This also doesn’t take into account the US$4.7 billion spent in R&D of the new carrier class.

To this day, only half of the crucial elevators in the big ship are working.

“With the recent acquisition program failures that we’ve had on the last several ship classes, rightly, those of us on this committee are skeptical of the Navy’s ability to shepherd this new technology into employable assets that contribute to the lethality of our forces,” Luria said.

A US Navy F-18A lands on the USS Gerald R. Ford supercarrier during tests held in the Pacific. Photo: US Navy

Rep. Rob Wittman, a Virginia Republican, echoed those concerns, citing the US$700 million the Navy invested in a mine-hunting drone for the LCS.

The program was scrapped after 16 years because the drone couldn’t spot explosives.

“I will not support a misguided acquisition program that wastes taxpayers’ resources in an effort to deliver this vision,” Wittman said.

“We need to be realistic in our technology assessments, resolute in our desired end state, and adaptable to delivering key attributes of this vision.”

Understandably, some in government are now asking, with all these disasters, can the Navy be trusted to field a wing of unmanned aircraft, and keep it under budget? Or will this just be another Pentagon fiasco?

Adding pressure on the service to get its act together, last year the Navy said it would close out the Super Hornet production line after 2021 to instead fund NGAD.

“We truly see NGAD as more than just a single aircraft,” Harris said. “We believe that as manned/unmanned teaming comes online, we will integrate those aspects” into a more refined acquisition plan.

“As we look at it right now, the Next-Gen Air Dominance is a family of systems, which has as its centerpiece the F/A-XX – which may or may not be manned – platform. It’s the fixed-wing portion of the Next-Gen Air Dominance family of systems.”

A major part of the effort will involve Boeing’s MQ-25 Stingray refueling drone, which is separate from the NGAD effort, but will work alongside those aircraft.

The USS Carl Vinson — the first carrier to be modernized to fly the F-35 for the Navy — has also been modified to allow it to operate the MQ-25.

MQ-25 Stingray is a next-generation unmanned aerial refuelling aircraft being developed by Boeing for the US Navy’s Carrier-Based Aerial-Refueling System (CBARS) program. The USS Carl Vinson has also been modified to allow it to operate the MQ-25. Credit: US Navy photo.

Harris suggested that the unmanned portion of the future air wing could be anything from an air-to-air platform that can conduct electronic warfare missions to an advanced early warning platform to replace the E-2D surveillance aircraft at some point in the future.

“Having an unmanned platform out there as an adjunct missile carrier, I see as not a step too far, too soon,” Harris said.

“An unmanned system with missiles I can clearly — in my mind — envision a way to say ‘fly a defensive combat spread, shoot on this target,’ and I will squeeze the trigger or I will enable that unmanned platform to shoot the designated target. That doesn’t stretch beyond my realm of imagination.”

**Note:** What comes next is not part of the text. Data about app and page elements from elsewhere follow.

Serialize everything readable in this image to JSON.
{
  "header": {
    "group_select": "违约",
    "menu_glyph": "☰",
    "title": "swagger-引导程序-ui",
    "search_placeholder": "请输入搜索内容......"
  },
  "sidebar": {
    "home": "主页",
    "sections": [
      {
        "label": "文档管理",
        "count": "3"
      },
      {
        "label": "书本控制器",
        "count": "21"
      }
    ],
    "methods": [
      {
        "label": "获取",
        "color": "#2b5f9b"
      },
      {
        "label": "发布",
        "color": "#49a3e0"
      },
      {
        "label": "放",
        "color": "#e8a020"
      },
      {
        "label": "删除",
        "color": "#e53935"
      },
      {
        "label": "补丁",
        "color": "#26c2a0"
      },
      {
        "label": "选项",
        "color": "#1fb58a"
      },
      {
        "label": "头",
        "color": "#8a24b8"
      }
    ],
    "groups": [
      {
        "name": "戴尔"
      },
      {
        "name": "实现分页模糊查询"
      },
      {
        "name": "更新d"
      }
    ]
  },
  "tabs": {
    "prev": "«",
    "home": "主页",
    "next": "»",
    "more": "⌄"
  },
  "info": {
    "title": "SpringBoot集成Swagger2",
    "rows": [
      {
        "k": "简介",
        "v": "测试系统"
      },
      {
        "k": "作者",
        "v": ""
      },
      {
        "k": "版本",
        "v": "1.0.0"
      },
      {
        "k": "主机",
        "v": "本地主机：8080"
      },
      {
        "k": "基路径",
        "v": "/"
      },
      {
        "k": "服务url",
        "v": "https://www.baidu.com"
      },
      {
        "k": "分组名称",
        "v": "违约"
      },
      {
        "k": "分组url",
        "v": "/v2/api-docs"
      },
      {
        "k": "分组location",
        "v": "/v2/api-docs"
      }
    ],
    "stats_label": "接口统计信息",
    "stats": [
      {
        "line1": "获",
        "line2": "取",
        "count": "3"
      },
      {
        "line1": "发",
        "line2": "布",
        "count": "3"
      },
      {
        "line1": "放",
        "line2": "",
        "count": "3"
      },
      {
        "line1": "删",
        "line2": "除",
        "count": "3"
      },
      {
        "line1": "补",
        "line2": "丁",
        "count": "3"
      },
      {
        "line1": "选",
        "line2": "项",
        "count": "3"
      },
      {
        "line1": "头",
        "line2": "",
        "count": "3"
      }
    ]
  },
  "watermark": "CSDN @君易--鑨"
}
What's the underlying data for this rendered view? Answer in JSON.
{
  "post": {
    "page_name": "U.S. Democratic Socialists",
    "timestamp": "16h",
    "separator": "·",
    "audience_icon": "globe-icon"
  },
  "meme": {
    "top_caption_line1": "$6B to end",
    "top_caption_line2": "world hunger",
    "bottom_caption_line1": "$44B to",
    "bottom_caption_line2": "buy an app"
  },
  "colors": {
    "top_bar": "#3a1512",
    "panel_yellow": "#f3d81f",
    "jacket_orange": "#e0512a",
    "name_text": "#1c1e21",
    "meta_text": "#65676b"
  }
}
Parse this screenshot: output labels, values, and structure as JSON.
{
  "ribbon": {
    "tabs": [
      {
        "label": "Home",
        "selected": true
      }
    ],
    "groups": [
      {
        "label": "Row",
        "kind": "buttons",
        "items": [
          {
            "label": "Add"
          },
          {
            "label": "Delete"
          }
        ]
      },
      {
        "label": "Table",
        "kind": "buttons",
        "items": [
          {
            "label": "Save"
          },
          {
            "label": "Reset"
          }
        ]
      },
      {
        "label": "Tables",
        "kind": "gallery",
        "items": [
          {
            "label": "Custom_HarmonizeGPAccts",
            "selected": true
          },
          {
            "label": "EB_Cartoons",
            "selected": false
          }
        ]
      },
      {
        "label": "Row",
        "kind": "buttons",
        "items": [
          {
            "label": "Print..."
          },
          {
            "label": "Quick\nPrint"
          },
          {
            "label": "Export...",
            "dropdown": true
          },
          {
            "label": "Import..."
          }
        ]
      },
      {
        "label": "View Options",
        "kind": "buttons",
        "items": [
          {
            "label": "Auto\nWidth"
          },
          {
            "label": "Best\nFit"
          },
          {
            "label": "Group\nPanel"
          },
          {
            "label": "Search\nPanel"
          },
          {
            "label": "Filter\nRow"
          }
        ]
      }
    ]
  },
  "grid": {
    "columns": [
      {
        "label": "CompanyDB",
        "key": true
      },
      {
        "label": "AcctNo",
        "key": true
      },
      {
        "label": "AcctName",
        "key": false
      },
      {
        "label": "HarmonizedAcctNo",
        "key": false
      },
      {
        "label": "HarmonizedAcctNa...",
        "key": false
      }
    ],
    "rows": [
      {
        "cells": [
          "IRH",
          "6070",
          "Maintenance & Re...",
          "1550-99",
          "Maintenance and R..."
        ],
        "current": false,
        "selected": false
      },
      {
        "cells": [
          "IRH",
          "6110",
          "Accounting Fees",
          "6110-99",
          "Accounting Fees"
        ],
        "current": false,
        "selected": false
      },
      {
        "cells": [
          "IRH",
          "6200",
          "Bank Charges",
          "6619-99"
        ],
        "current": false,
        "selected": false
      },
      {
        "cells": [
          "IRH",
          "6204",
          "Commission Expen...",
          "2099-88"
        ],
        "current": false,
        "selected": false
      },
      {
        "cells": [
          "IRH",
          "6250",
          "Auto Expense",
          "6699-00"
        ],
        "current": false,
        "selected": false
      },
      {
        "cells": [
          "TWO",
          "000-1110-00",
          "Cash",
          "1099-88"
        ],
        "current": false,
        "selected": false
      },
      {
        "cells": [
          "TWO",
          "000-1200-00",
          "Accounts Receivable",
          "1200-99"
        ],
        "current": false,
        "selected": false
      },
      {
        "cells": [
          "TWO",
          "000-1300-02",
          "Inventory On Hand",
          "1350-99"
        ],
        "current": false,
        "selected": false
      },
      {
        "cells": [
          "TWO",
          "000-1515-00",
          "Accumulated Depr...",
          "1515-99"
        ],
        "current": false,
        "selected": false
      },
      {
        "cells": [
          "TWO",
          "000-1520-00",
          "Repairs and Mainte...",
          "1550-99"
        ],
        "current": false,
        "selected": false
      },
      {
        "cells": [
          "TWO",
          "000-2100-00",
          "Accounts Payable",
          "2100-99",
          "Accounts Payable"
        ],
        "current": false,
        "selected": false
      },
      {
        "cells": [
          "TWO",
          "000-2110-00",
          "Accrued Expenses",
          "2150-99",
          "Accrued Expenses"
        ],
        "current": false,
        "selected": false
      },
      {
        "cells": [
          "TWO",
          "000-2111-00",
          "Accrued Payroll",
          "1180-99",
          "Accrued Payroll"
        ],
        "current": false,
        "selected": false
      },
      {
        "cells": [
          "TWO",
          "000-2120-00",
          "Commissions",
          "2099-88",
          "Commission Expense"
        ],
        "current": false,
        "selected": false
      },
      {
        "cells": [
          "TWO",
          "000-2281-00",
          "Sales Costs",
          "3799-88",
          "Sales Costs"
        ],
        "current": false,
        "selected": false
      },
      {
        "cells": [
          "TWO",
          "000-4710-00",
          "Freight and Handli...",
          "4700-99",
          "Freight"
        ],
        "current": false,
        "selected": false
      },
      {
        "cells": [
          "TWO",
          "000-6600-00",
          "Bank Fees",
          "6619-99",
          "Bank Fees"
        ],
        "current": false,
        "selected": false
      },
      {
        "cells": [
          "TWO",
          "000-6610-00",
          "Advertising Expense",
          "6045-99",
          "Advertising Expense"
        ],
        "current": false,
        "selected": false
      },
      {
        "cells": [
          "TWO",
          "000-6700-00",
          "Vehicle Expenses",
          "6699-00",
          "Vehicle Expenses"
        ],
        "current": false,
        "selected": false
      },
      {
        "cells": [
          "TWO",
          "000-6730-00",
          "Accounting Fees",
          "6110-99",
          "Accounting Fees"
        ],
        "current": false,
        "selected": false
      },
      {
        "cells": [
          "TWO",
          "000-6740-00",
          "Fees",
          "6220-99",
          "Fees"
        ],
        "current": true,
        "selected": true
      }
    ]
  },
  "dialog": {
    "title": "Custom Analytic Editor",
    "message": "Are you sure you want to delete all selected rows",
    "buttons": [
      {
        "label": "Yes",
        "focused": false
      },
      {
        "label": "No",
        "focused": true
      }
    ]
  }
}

While some members of Congress remain skeptical of the navy’s far-reaching plans, the head of the chairman of the Joint Chiefs has no illusions.

Gen. Mark Milley recently predicted that the struggling economy and the continued Covid-19 pandemic would put downward pressure on future military spending, and that appears to be coming true.

President Biden must now consider reducing the total defense budget from the proposed $755 billion for FY 2022 to about $700 billion, as suggested by President Trump’s former national security adviser John Bolton and the Congressional Progressive Caucus.

 If he does opt to reduce the budget, it could free up funds for more Covid-19 relief or for rebuilding US infrastructure.

Last week, 50 House Democrats wrote President Biden arguing he should divert “hundreds of billions of dollars now directed to the military” to diplomatic, humanitarian, and public health programs at home and abroad.

The effort follows a similar failed attempt in the Senate last year to cut defense spending by 10%, which was handily defeated on floor votes.

Whatever the overall budget is once it’s released in May, it appears that the size of the Navy budget will receive particular scrutiny. 

Sources: Breaking Defense,, Center For American Progress, Task & Purpose